#### [DATA FOR THE TASK]
━━━━━━━━━━━━━━━━━━━━

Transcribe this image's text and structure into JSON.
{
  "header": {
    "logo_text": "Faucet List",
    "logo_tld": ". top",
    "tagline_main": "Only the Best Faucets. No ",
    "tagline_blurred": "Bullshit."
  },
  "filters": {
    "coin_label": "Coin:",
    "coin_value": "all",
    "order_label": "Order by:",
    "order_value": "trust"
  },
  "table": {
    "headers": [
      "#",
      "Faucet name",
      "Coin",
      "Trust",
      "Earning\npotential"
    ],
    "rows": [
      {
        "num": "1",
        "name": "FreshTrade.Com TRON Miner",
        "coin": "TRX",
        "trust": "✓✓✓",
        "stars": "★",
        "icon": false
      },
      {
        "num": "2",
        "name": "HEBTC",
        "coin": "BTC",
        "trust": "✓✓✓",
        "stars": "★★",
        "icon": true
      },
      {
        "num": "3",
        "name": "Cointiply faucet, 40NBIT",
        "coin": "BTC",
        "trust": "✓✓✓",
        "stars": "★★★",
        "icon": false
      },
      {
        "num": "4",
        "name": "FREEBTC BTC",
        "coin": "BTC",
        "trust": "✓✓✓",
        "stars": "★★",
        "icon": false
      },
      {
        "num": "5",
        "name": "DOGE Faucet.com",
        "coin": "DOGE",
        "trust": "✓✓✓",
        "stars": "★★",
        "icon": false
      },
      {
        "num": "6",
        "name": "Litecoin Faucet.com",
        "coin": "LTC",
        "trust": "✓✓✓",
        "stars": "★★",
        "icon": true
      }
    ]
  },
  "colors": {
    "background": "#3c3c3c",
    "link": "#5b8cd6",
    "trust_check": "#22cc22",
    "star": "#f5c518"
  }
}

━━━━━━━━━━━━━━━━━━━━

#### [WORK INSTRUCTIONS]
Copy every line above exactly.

#### [WRITTEN RESPONSE]
Transcribe this image's text and structure into JSON.
{
  "header": {
    "logo_text": "Faucet List",
    "logo_tld": ". top",
    "tagline_main": "Only the Best Faucets. No ",
    "tagline_blurred": "Bullshit."
  },
  "filters": {
    "coin_label": "Coin:",
    "coin_value": "all",
    "order_label": "Order by:",
    "order_value": "trust"
  },
  "table": {
    "headers": [
      "#",
      "Faucet name",
      "Coin",
      "Trust",
      "Earning\npotential"
    ],
    "rows": [
      {
        "num": "1",
        "name": "FreshTrade.Com TRON Miner",
        "coin": "TRX",
        "trust": "✓✓✓",
        "stars": "★",
        "icon": false
      },
      {
        "num": "2",
        "name": "HEBTC",
        "coin": "BTC",
        "trust": "✓✓✓",
        "stars": "★★",
        "icon": true
      },
      {
        "num": "3",
        "name": "Cointiply faucet, 40NBIT",
        "coin": "BTC",
        "trust": "✓✓✓",
        "stars": "★★★",
        "icon": false
      },
      {
        "num": "4",
        "name": "FREEBTC BTC",
        "coin": "BTC",
        "trust": "✓✓✓",
        "stars": "★★",
        "icon": false
      },
      {
        "num": "5",
        "name": "DOGE Faucet.com",
        "coin": "DOGE",
        "trust": "✓✓✓",
        "stars": "★★",
        "icon": false
      },
      {
        "num": "6",
        "name": "Litecoin Faucet.com",
        "coin": "LTC",
        "trust": "✓✓✓",
        "stars": "★★",
        "icon": true
      }
    ]
  },
  "colors": {
    "background": "#3c3c3c",
    "link": "#5b8cd6",
    "trust_check": "#22cc22",
    "star": "#f5c518"
  }
}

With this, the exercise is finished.